▶ Assignment:
Strip the pictures, then copy the remaining data exactly as it stands.

Dataset rows describing interfaces
+ + + + + + +

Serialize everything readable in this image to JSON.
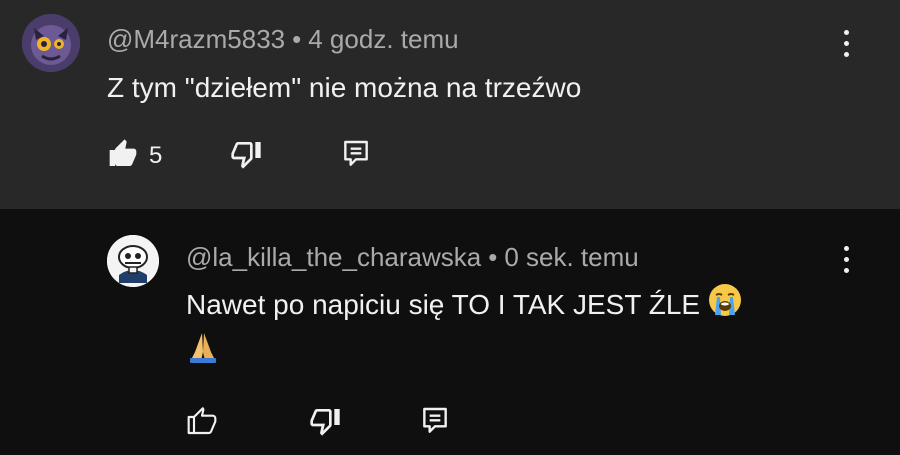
{
  "comments": [
    {
      "author": "@M4razm5833",
      "time": "4 godz. temu",
      "text": "Z tym \"dziełem\" nie można na trzeźwo",
      "likes": "5",
      "liked": true
    },
    {
      "author": "@la_killa_the_charawska",
      "time": "0 sek. temu",
      "text": "Nawet po napiciu się TO I TAK JEST ŹLE",
      "emoji_line1": "😭",
      "emoji_line2": "🙏",
      "likes": "",
      "liked": false
    }
  ],
  "separator": "•",
  "colors": {
    "top_comment_bg": "#282828",
    "reply_bg": "#0f0f0f",
    "meta_text": "#aaaaaa",
    "primary_text": "#f1f1f1"
  },
  "icons": [
    "thumbs-up-icon",
    "thumbs-down-icon",
    "reply-icon",
    "more-vert-icon"
  ]
}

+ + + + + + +

▶ Answer space:
Serialize everything readable in this image to JSON.
{
  "comments": [
    {
      "author": "@M4razm5833",
      "time": "4 godz. temu",
      "text": "Z tym \"dziełem\" nie można na trzeźwo",
      "likes": "5",
      "liked": true
    },
    {
      "author": "@la_killa_the_charawska",
      "time": "0 sek. temu",
      "text": "Nawet po napiciu się TO I TAK JEST ŹLE",
      "emoji_line1": "😭",
      "emoji_line2": "🙏",
      "likes": "",
      "liked": false
    }
  ],
  "separator": "•",
  "colors": {
    "top_comment_bg": "#282828",
    "reply_bg": "#0f0f0f",
    "meta_text": "#aaaaaa",
    "primary_text": "#f1f1f1"
  },
  "icons": [
    "thumbs-up-icon",
    "thumbs-down-icon",
    "reply-icon",
    "more-vert-icon"
  ]
}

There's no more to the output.